What is the ‘formula’ for success?
Everyone seems to be searching for the right success formula. Although, sometimes we don’t really know what that looks like, we just know it’s something we want (or at least we are supposed to want it). The quote above, dares you to follow your own path. It suggests: When you search for success, don’t follow other’s expectations. But, stop and think about it for a moment. Is the pursuit of success itself an expectation? Somehow, we just know we are supposed to do it. When did we get stuck in this quest? Who set it?
Sociologist and Historian Michel Foucault proposed that self-discipline was used to govern people through their own actions. He believed people ‘govern themselves’ according to established mindsets. These mindsets shape and guide their choices and lifestyles. He called this shaping ‘governmentality’.
In very simplified terms, governmentality is control by changing people’s mindset or way of thinking. The whole point is to ‘govern’ the way you behave by convincing you, not only that something is good for you, but also that you want it. The idea is that if you want it, you will make every effort to do it. Another way is by convincing you that not to want it will have a social cost (such as shame, labels, and the like).
Then, media reinforces the options of what you ‘should’ want using discourse. Discourse, limits the options to express and discuss ideas. It is a framework for conversation about a topic. It often presents options in black and white and in such a way that choosing one of the sides is simply unacceptable. In this way, a discourse dominates the public conversation (dominant discourse). When this happens, people tend to choose the most popular side, shame those who oppose and dismiss as irrelevant or simply not discuss the options left outside of the discourse.
In this case, success is defined in terms of possessions, knowledge, fashion, and similar things while failure is the absence of these. This discourse excludes any other possible measures of success, such as meaning or purpose. These are excluded from the conversation indirectly placing them in the category of failure, which makes their pursuit undesirable or less important.

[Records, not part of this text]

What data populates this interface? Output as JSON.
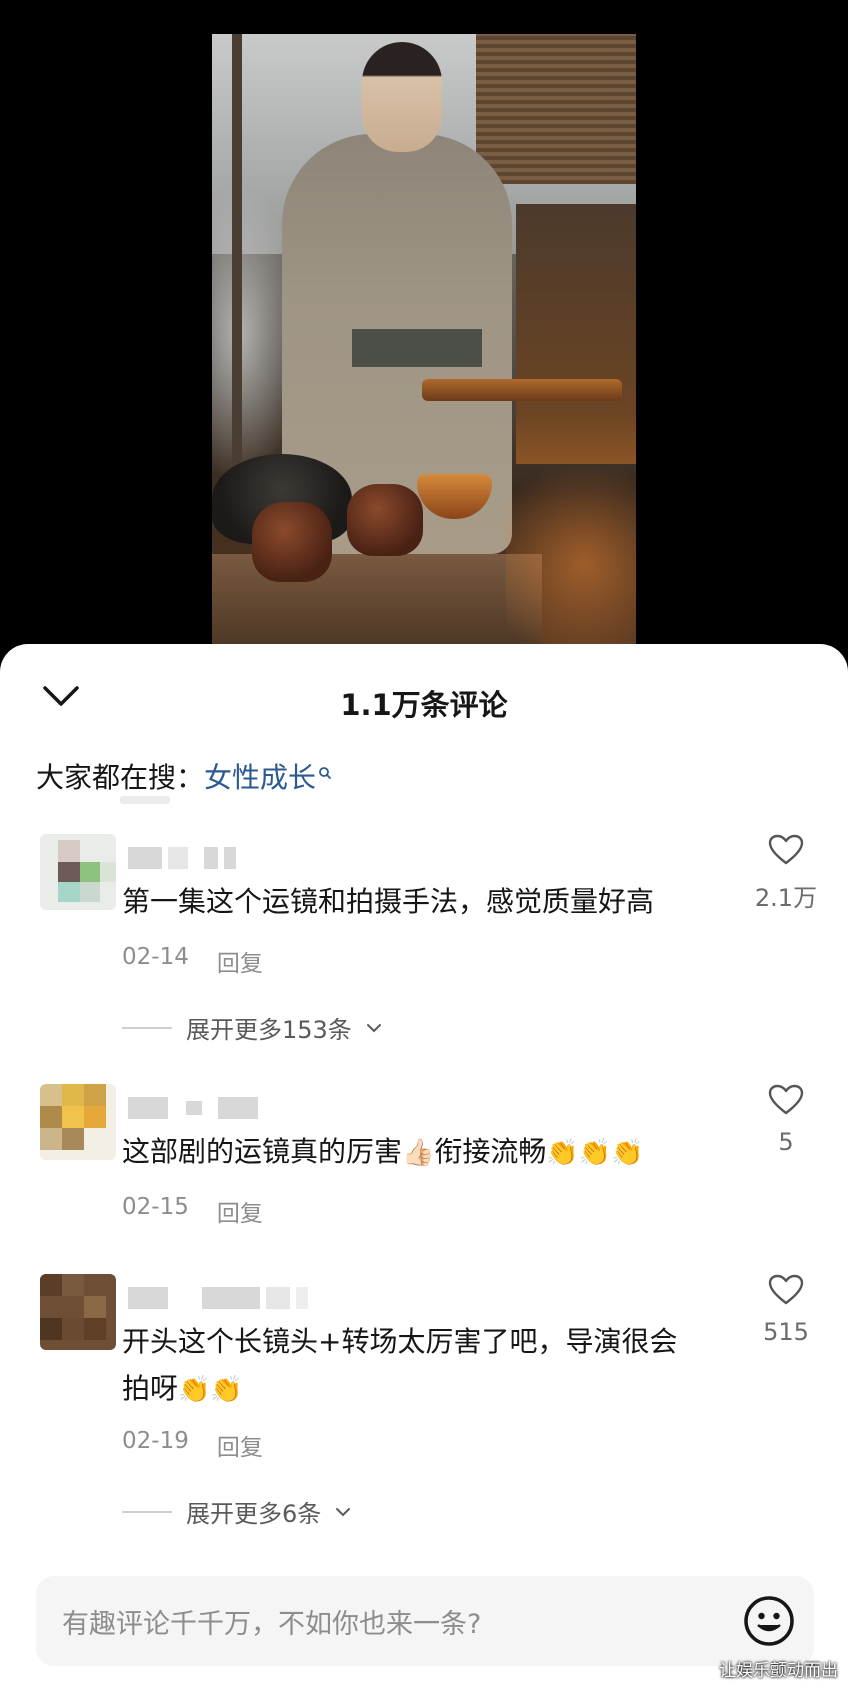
{
  "video": {
    "alt": "video frame"
  },
  "sheet": {
    "title": "1.1万条评论",
    "search_hint_label": "大家都在搜：",
    "search_hint_keyword": "女性成长"
  },
  "comments": [
    {
      "text": "第一集这个运镜和拍摄手法，感觉质量好高",
      "date": "02-14",
      "reply": "回复",
      "likes": "2.1万",
      "expand": "展开更多153条"
    },
    {
      "text": "这部剧的运镜真的厉害👍🏻衔接流畅👏👏👏",
      "text_main": "这部剧的运镜真的厉害",
      "text_mid": "衔接流畅",
      "date": "02-15",
      "reply": "回复",
      "likes": "5"
    },
    {
      "text": "开头这个长镜头+转场太厉害了吧，导演很会拍呀👏👏",
      "text_line1": "开头这个长镜头+转场太厉害了吧，导演很会",
      "text_line2": "拍呀",
      "date": "02-19",
      "reply": "回复",
      "likes": "515",
      "expand": "展开更多6条"
    }
  ],
  "input": {
    "placeholder": "有趣评论千千万，不如你也来一条?"
  },
  "watermark": "让娱乐颤动而出",
  "colors": {
    "keyword": "#2a5a8f",
    "muted": "#8d8d8d",
    "text": "#161616"
  }
}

What is success and who gets to define it?
Should each individual have their own measure?
How do you measure it?
Text: Mitzi Pomenta